That my experience of the interview process was so horrendous is inconceivable, given the hard evidence provided. I can only imagine the trauma victims of physical and sexual assault must face when coming forward to the University in good faith they will be trusted. This is the culture the University is fostering; one which protects perpetrators and alienates victims.
Evidently, this case points to broader issues occurring at the University of Warwick. I ask you to think about the community you are creating. But I also ask you to also think about this on an individual level.
Whilst your letter discusses in plenty of detail the impact this situation has had on yourself and the other men involved, the impact on the victims should always have been the focus. This impact has been huge and is ongoing. Your letter is self-centred, giving far more time and attention to your own feelings and the situations of the disciplined male students than the female students directly affected, and who have had to endure this long and torrid process over a number of horrific months.
The men involved in the chat did not sit their exams last year. I will now spend my exam season feeling terrified to be on my own campus.
Victims are studying abroad this year and cannot return to a campus where they feel safe.
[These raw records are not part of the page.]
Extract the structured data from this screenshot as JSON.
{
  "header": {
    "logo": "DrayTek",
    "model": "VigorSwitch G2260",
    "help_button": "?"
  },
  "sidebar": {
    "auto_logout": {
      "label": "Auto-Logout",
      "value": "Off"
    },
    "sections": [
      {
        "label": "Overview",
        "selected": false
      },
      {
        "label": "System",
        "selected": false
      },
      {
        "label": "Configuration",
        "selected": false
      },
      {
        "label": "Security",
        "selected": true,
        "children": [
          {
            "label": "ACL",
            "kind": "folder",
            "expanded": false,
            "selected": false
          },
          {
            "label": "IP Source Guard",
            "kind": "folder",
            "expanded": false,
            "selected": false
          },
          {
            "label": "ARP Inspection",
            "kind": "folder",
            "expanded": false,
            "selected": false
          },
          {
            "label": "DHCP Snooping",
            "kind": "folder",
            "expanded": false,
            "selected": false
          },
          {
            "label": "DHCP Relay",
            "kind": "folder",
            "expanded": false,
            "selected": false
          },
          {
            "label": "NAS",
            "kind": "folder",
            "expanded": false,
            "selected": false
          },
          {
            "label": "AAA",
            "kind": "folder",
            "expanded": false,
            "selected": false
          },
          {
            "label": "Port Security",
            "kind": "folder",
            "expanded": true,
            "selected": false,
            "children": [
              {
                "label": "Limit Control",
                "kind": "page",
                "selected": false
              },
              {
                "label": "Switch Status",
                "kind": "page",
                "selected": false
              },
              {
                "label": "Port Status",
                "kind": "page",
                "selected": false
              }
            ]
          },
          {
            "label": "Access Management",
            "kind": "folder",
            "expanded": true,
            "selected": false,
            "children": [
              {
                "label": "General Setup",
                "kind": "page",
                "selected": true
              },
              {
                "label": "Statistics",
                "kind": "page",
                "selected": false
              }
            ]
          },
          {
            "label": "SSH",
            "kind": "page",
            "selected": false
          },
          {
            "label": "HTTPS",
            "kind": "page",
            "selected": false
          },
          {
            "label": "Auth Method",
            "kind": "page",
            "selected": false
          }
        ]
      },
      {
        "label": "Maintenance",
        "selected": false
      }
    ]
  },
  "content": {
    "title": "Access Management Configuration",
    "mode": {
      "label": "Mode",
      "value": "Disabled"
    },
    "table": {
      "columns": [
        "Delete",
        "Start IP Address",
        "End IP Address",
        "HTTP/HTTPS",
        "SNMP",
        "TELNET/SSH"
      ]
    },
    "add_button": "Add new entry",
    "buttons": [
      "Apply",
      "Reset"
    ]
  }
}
Victims are completing Masters degrees here and cannot return to a campus where they feel safe.
Victims had to take a year out for their own wellbeing after this chat was released. They cannot return to a campus where they feel safe.
Victims are on 4 year courses and cannot return to a campus where they feel safe.
Victims are in their second year of study, and cannot return for a third year without fear of being in seminars with men who racially discriminated against them and discussed raping them. They will not feel safe.
The University has failed in its duty of care.
I implore you to think harder and to do better.
A complainant who is finally being heard.
Note: The Boar contacted the University for comment before this letter was published